»»

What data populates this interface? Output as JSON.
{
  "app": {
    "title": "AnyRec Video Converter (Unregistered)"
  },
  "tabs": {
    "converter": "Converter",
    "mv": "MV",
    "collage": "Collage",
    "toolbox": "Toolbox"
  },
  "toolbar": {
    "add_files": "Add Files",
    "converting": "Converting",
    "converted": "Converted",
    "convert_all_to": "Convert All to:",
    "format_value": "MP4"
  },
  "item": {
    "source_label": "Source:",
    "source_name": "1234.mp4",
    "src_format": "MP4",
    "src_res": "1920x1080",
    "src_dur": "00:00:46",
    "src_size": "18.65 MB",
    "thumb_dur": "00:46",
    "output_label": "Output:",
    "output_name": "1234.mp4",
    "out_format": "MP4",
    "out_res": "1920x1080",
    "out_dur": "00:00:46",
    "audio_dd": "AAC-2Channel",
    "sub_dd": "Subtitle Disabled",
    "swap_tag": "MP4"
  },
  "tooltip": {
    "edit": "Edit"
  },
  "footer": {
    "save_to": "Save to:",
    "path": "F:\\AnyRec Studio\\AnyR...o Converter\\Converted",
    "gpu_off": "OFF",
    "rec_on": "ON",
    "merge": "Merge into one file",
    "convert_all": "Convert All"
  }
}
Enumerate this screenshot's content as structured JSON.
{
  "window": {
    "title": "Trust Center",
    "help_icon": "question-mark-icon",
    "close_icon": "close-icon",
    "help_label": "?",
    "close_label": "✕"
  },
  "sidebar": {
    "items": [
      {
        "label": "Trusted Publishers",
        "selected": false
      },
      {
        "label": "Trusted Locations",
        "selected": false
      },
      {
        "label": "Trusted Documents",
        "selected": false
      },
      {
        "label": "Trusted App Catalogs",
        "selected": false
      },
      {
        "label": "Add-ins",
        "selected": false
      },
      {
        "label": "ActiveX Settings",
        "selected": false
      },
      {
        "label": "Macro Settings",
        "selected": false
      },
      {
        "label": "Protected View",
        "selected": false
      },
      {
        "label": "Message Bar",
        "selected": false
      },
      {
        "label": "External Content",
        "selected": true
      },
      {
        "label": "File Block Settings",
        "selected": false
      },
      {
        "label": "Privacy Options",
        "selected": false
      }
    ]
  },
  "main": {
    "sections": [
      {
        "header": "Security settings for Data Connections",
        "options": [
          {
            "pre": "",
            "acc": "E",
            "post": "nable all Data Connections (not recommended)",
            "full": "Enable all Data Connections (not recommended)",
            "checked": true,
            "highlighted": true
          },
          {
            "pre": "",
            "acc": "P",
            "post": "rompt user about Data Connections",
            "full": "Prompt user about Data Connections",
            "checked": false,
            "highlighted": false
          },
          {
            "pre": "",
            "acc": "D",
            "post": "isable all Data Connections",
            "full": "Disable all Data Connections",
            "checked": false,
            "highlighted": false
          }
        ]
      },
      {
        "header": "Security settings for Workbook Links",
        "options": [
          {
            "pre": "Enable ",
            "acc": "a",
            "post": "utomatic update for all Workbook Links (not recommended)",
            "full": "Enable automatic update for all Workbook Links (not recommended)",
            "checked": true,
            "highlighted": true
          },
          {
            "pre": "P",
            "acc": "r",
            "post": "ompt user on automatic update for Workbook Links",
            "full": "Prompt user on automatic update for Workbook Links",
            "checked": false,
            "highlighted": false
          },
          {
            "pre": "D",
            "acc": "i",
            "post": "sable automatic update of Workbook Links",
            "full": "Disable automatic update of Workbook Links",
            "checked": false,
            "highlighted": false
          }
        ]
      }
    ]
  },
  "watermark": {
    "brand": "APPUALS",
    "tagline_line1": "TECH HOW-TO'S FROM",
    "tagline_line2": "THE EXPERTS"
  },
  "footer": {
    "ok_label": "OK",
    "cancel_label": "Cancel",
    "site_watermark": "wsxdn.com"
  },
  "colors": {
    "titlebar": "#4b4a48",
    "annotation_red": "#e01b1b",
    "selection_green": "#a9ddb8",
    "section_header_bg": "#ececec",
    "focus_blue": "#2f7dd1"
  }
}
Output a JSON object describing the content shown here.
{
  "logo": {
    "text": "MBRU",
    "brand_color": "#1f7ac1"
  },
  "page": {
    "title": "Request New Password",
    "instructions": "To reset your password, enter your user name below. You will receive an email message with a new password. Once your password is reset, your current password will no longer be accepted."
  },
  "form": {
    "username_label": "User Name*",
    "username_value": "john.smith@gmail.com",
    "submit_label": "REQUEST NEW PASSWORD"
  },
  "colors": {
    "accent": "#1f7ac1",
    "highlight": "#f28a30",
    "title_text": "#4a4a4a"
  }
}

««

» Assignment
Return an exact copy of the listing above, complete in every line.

» Solution for this exercise
What data populates this interface? Output as JSON.
{
  "app": {
    "title": "AnyRec Video Converter (Unregistered)"
  },
  "tabs": {
    "converter": "Converter",
    "mv": "MV",
    "collage": "Collage",
    "toolbox": "Toolbox"
  },
  "toolbar": {
    "add_files": "Add Files",
    "converting": "Converting",
    "converted": "Converted",
    "convert_all_to": "Convert All to:",
    "format_value": "MP4"
  },
  "item": {
    "source_label": "Source:",
    "source_name": "1234.mp4",
    "src_format": "MP4",
    "src_res": "1920x1080",
    "src_dur": "00:00:46",
    "src_size": "18.65 MB",
    "thumb_dur": "00:46",
    "output_label": "Output:",
    "output_name": "1234.mp4",
    "out_format": "MP4",
    "out_res": "1920x1080",
    "out_dur": "00:00:46",
    "audio_dd": "AAC-2Channel",
    "sub_dd": "Subtitle Disabled",
    "swap_tag": "MP4"
  },
  "tooltip": {
    "edit": "Edit"
  },
  "footer": {
    "save_to": "Save to:",
    "path": "F:\\AnyRec Studio\\AnyR...o Converter\\Converted",
    "gpu_off": "OFF",
    "rec_on": "ON",
    "merge": "Merge into one file",
    "convert_all": "Convert All"
  }
}
Enumerate this screenshot's content as structured JSON.
{
  "window": {
    "title": "Trust Center",
    "help_icon": "question-mark-icon",
    "close_icon": "close-icon",
    "help_label": "?",
    "close_label": "✕"
  },
  "sidebar": {
    "items": [
      {
        "label": "Trusted Publishers",
        "selected": false
      },
      {
        "label": "Trusted Locations",
        "selected": false
      },
      {
        "label": "Trusted Documents",
        "selected": false
      },
      {
        "label": "Trusted App Catalogs",
        "selected": false
      },
      {
        "label": "Add-ins",
        "selected": false
      },
      {
        "label": "ActiveX Settings",
        "selected": false
      },
      {
        "label": "Macro Settings",
        "selected": false
      },
      {
        "label": "Protected View",
        "selected": false
      },
      {
        "label": "Message Bar",
        "selected": false
      },
      {
        "label": "External Content",
        "selected": true
      },
      {
        "label": "File Block Settings",
        "selected": false
      },
      {
        "label": "Privacy Options",
        "selected": false
      }
    ]
  },
  "main": {
    "sections": [
      {
        "header": "Security settings for Data Connections",
        "options": [
          {
            "pre": "",
            "acc": "E",
            "post": "nable all Data Connections (not recommended)",
            "full": "Enable all Data Connections (not recommended)",
            "checked": true,
            "highlighted": true
          },
          {
            "pre": "",
            "acc": "P",
            "post": "rompt user about Data Connections",
            "full": "Prompt user about Data Connections",
            "checked": false,
            "highlighted": false
          },
          {
            "pre": "",
            "acc": "D",
            "post": "isable all Data Connections",
            "full": "Disable all Data Connections",
            "checked": false,
            "highlighted": false
          }
        ]
      },
      {
        "header": "Security settings for Workbook Links",
        "options": [
          {
            "pre": "Enable ",
            "acc": "a",
            "post": "utomatic update for all Workbook Links (not recommended)",
            "full": "Enable automatic update for all Workbook Links (not recommended)",
            "checked": true,
            "highlighted": true
          },
          {
            "pre": "P",
            "acc": "r",
            "post": "ompt user on automatic update for Workbook Links",
            "full": "Prompt user on automatic update for Workbook Links",
            "checked": false,
            "highlighted": false
          },
          {
            "pre": "D",
            "acc": "i",
            "post": "sable automatic update of Workbook Links",
            "full": "Disable automatic update of Workbook Links",
            "checked": false,
            "highlighted": false
          }
        ]
      }
    ]
  },
  "watermark": {
    "brand": "APPUALS",
    "tagline_line1": "TECH HOW-TO'S FROM",
    "tagline_line2": "THE EXPERTS"
  },
  "footer": {
    "ok_label": "OK",
    "cancel_label": "Cancel",
    "site_watermark": "wsxdn.com"
  },
  "colors": {
    "titlebar": "#4b4a48",
    "annotation_red": "#e01b1b",
    "selection_green": "#a9ddb8",
    "section_header_bg": "#ececec",
    "focus_blue": "#2f7dd1"
  }
}
Output a JSON object describing the content shown here.
{
  "logo": {
    "text": "MBRU",
    "brand_color": "#1f7ac1"
  },
  "page": {
    "title": "Request New Password",
    "instructions": "To reset your password, enter your user name below. You will receive an email message with a new password. Once your password is reset, your current password will no longer be accepted."
  },
  "form": {
    "username_label": "User Name*",
    "username_value": "john.smith@gmail.com",
    "submit_label": "REQUEST NEW PASSWORD"
  },
  "colors": {
    "accent": "#1f7ac1",
    "highlight": "#f28a30",
    "title_text": "#4a4a4a"
  }
}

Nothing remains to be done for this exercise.